A self-employed labourer unable to work since the Croydon tram crash is seeking full compensation after struggling to pay his rent.
Patrick Freeman, 62, fractured his right shoulder when the tram crashed moments before it reached Sandilands Junction on 9 November 2016.
Mr Freeman has to date received £2,000 from Transport for London (TfL).
He said he has been advised by a surgeon that he will only recover 50% of the use of his arm.
Earlier on Monday, the Rail Accident Investigation Bureau (RAIB) said the seven people who died in the tram crash fell out of windows as they shattered.
Mr Freeman was among 16 others seriously hurt in the crash.
Mr Freeman, not a regular tram user, was staying in the New Addington area for a few days while refurbishing a house nearby.
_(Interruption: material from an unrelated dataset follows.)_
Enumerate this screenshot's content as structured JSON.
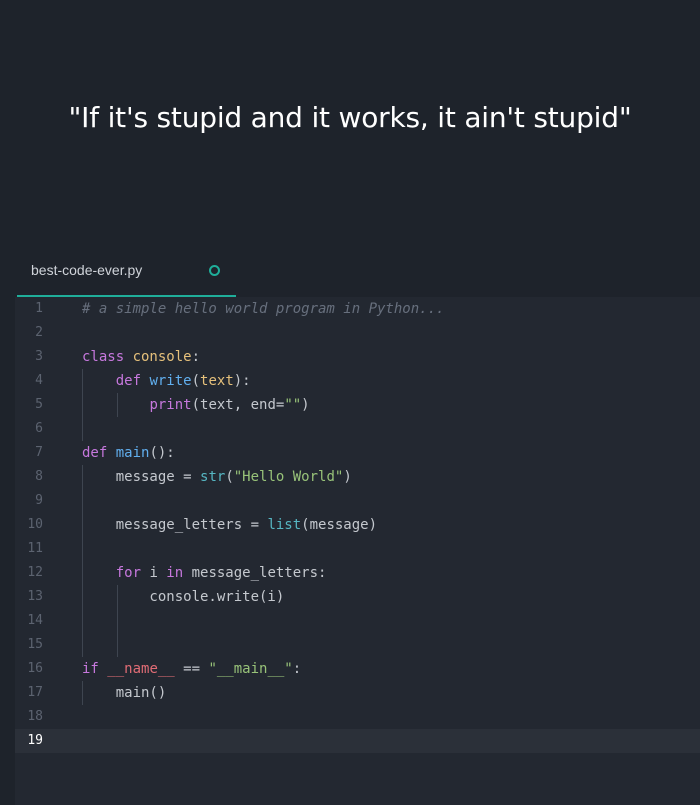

He told BBC London he received the payment of £2,000 from TfL on 12 December, but is now seeking full compensation for loss of wages.
He said: “The loss at the minute is about £6,000-£7,000 in wages. I have a little bit of savings… I’ve had to use that to pay my rent to live on.”
He added: “Its not our fault it happened. Whoever caused it, whatever happened there, it is definitely not the fault of the people on the tram.”
A spokesman for TfL said it had paid more than £500,000 in financial support following the crash.
In a statement, TfL said: “We believe all requests for payments made to date from those injured in the incident have been paid and none are outstanding.
“We urge anyone needing further support to contact us straight away for help.”
Investigators said initial indications showed passengers were “ejected or partially ejected” from the tram.
They added the brake was applied two and a half seconds before the crash, suggesting the driver “lost awareness”.
A total of 70 passengers were on board in November, rather than 60 as originally believed, it added.